- Description of the task -
Take every line of the material below that includes the string "image" and copy it out.

- Entries shown -

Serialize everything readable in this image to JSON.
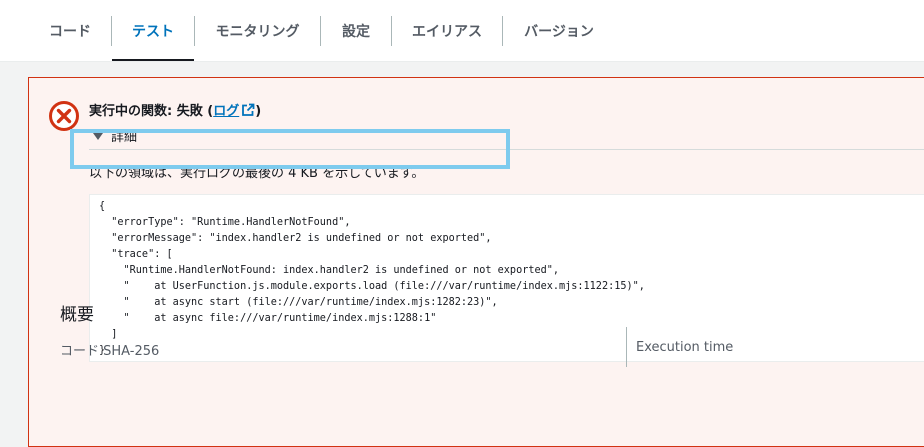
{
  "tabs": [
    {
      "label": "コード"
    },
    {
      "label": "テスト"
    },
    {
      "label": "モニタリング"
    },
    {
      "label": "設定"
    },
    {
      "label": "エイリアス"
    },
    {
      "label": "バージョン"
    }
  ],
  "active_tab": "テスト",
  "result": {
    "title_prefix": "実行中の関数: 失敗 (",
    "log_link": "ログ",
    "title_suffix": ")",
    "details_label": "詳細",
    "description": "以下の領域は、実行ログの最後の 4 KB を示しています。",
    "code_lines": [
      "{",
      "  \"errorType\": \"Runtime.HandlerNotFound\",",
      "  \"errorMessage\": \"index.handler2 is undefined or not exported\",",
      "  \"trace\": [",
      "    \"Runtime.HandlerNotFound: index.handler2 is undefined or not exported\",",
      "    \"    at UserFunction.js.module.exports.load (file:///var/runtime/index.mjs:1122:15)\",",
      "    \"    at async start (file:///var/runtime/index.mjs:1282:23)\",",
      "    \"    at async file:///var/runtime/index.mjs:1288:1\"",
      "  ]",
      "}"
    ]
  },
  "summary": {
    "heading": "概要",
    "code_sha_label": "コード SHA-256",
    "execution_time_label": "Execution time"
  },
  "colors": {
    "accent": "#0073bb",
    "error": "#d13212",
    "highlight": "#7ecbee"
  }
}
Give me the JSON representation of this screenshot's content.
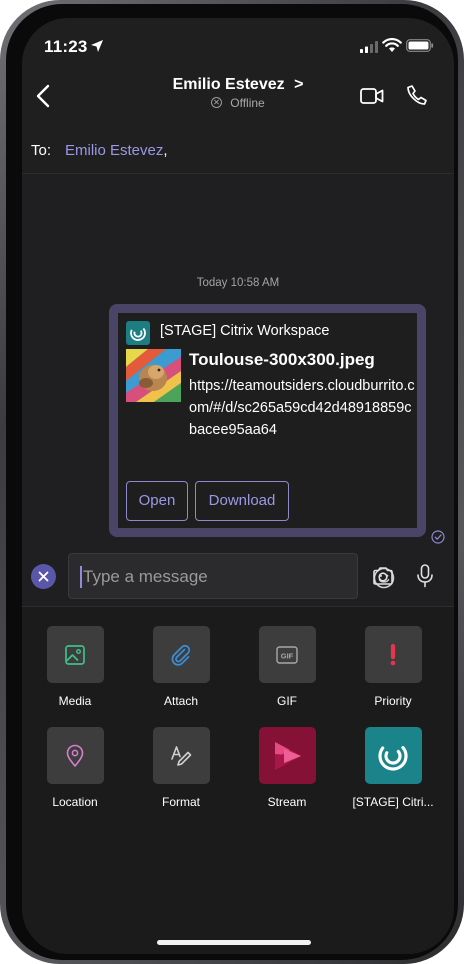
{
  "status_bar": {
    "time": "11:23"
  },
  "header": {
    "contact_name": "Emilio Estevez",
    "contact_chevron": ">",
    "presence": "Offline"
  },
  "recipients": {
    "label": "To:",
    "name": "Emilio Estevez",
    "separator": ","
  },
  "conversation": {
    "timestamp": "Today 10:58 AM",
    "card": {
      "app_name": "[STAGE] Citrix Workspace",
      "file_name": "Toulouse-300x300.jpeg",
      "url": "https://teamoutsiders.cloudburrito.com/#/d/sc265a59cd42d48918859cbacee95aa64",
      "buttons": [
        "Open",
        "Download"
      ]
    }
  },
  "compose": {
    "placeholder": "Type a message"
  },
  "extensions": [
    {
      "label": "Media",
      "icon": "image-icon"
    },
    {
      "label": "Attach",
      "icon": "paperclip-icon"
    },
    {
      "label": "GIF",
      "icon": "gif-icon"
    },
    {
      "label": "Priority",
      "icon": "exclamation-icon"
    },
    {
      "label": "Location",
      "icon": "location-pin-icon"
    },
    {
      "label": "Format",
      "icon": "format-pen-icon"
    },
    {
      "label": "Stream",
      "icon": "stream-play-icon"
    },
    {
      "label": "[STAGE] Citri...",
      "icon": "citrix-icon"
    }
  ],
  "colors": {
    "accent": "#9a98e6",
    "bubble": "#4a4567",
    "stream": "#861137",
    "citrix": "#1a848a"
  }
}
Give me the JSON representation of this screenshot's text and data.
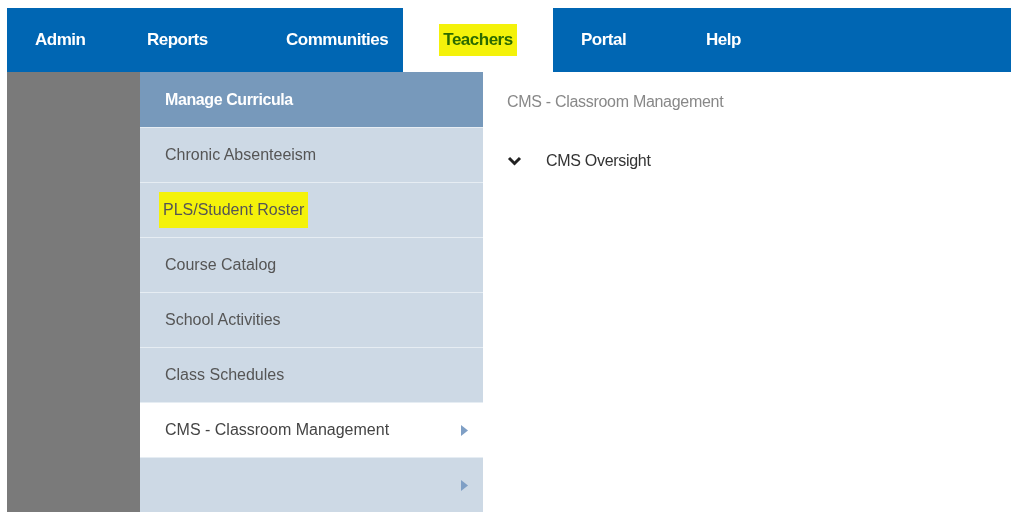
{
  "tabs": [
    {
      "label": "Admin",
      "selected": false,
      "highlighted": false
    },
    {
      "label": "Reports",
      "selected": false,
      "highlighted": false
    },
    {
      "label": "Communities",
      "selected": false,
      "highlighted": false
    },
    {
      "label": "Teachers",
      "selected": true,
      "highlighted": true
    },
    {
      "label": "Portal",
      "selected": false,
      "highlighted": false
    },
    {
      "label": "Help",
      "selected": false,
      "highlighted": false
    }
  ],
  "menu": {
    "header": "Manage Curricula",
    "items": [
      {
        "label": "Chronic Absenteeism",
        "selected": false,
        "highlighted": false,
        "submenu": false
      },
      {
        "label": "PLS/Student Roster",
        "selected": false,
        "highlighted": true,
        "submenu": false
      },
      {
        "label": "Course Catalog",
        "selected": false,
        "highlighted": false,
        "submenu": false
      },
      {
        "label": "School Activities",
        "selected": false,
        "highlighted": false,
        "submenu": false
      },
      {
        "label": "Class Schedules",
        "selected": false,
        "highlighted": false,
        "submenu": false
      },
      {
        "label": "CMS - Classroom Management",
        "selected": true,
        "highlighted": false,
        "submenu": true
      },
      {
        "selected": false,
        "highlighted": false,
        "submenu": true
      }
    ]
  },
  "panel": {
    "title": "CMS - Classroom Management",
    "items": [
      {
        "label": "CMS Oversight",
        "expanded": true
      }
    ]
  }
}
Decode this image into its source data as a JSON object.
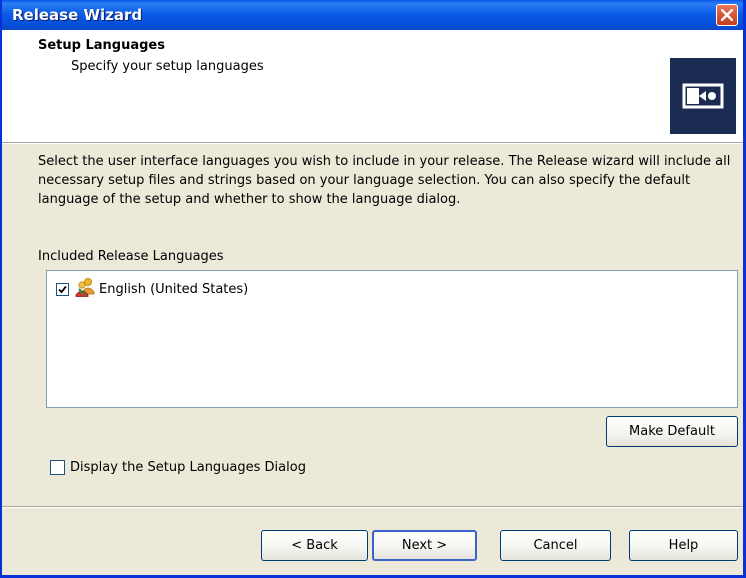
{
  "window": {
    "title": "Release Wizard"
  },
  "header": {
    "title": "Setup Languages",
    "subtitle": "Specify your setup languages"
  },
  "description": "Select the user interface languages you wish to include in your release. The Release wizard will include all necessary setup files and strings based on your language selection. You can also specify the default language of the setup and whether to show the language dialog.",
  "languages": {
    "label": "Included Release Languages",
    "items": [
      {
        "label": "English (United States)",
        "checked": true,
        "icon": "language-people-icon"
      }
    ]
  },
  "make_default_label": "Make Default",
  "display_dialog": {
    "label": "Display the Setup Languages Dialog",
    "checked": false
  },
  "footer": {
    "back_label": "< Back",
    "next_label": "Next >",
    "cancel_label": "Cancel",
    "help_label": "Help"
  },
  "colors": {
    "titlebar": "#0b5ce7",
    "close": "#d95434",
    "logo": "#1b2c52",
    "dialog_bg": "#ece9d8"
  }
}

- Answer space -
Serialize everything readable in this image to JSON.
      "icon": "image-icon"
Decode this image into its source data as a JSON object.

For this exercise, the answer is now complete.